I’m sure the majority of moms share the sentiment, even though many would be too afraid to admit it and end up sounding like a “bad mom”. So here you go. I’m saying it first so that you can understand that you, dear friend, are not alone; and feeling like that from time to time doesn’t make you a bad mom.
What makes someone a bad mom? More importantly, what makes someone a GOOD MOM? I recently read this by Aylet Waldman, and got an honest kick out of it.

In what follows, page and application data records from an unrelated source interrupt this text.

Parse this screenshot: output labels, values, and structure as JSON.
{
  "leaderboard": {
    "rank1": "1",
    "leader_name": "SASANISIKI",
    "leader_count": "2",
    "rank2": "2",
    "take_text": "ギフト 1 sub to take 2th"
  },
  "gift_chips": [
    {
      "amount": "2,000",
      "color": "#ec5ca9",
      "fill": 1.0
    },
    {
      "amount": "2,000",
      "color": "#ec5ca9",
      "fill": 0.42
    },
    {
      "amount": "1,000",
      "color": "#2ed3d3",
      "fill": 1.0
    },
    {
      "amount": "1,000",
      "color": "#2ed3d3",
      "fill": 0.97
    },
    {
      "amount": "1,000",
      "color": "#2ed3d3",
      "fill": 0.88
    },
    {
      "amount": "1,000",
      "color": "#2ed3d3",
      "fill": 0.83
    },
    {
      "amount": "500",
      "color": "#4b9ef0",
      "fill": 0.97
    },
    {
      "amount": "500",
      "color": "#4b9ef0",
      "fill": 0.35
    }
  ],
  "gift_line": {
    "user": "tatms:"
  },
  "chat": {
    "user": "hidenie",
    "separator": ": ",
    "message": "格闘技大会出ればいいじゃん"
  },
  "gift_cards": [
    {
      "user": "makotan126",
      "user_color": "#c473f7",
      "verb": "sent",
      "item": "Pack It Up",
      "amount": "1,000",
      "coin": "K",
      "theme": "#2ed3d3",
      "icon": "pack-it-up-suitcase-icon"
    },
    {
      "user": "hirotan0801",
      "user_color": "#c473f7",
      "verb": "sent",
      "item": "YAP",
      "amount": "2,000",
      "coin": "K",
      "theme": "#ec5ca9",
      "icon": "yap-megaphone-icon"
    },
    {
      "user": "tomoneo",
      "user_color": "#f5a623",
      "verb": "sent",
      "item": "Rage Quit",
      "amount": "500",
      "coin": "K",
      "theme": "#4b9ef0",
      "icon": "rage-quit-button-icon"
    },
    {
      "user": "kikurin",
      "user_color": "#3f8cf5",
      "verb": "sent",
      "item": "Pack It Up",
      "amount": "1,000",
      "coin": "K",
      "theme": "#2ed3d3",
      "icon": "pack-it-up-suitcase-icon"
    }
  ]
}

“When I polled an unscientific sampling of my friends and family, they had no trouble defining what it meant to be a good father. A good father is characterized quite simply by his presence. He shows up. In the delivery room, at dinnertime (when he can), to school recitals and ball games (whenever it’s reasonably possible). He’s a good provider who is not above changing a diaper or wearing a Baby Bjorn. He’s a strong shoulder to cry on and, at the same time, a constant example of how to roll with the punches. This definition seems to accommodate, without contradiction, both an older, sentimentalized Father Knows Best version of a dad and our post-Free to Be You and Me assumptions. However, my polling sample had a difficult time describing a good mother without resorting to hyperbole, beneath which it’s possible to discern a hint of angry self-flagellation.
“Mary Poppins, but biologically related to you and she doesn’t leave at the end of the movie.” “She lives only in the present and entirely for her kids.” “She has infinite patience.” “She remembers to serve fruit at breakfast, is always cheerful and never yells, manages not to project her own neuroses and inadequacies onto her children, is an active and beloved community volunteer; she remembers to make play dates, her children’s clothes fit, and she does art projects with them and enjoys all their games. And she is never too tired for sex.”

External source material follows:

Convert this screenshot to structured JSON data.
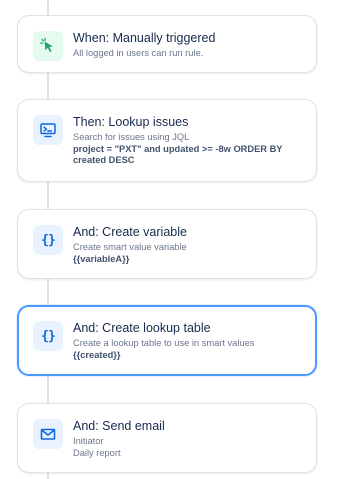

She’s everything that I’m not.
These responses might be coloured by the fact that my polling sample, despite containing a moderate amount of racial, religious, and socioeconomic diversity, was composed of women of approximately the same age (mid-thirties to early forties) and the same level of education (which can be described, succinctly, as “more than they use”). Nonetheless, the common elements in the responses make a compelling statement both about the pervasive power of the antiquated June Cleaver vision of motherhood and about how badly we fall short.”
So wait. If the single defining characteristic of iconic good motherhood is self-abnegation, her child’s needs come first and their health and happiness are her primary concern. They occupy all her thoughts, her day is constructed around them, and anything and everything she does is for their sakes. Her own needs, ambitions, and desires are relevant ONLY when in relation to theirs. If a good mother takes care of herself, it is only to the extent that she doesn’t hurt her children. A good mom MUST be able to figure out how to find time for herself, but only if it’s without detriment to her child’s feelings of self-worth.

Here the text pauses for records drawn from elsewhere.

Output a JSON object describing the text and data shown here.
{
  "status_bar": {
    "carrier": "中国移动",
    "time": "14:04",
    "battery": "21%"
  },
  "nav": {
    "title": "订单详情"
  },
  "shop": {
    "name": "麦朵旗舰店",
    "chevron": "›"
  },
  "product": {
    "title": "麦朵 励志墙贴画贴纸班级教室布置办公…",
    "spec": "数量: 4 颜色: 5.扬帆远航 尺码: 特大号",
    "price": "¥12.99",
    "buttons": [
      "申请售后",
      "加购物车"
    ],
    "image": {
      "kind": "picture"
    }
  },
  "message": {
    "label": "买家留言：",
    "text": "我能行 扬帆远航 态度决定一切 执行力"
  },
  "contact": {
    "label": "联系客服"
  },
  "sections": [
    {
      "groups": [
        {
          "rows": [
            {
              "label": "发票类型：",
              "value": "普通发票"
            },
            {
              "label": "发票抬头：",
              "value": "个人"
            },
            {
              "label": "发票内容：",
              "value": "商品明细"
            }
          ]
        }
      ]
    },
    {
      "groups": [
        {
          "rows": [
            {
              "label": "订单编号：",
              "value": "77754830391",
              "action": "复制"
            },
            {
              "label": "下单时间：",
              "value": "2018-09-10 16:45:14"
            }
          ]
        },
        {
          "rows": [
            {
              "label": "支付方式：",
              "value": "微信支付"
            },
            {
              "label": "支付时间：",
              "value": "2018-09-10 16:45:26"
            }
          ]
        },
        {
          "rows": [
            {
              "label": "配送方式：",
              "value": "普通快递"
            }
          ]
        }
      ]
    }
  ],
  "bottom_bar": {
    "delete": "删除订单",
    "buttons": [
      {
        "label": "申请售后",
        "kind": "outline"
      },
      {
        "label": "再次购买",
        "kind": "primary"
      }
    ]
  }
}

How is any of that even achievable? Let’s just talk about how this piece of writing is about to be posted in just a bit, at about 7:55am, and you KNOW it didn’t just take me a couple of minutes to write this. But that is when a good mother does her own thing, right? After her baby goes to sleep and before he wakes up. Because when he wakes up it’s his time, until, of course, I have to go work. And then when I get done it’s their time again. And then I will write you more posts at 5am tomorrow… Oh, the unreasonable pressures of life.
Being a good father is a reasonable and attainable goal. You show up, you support, you’re physically there (when you can), you provide. I think I’m a MUCH better father than I am a mother… It’s been the best season, but it’s also been a difficult season.
As I said, I should be in London right now.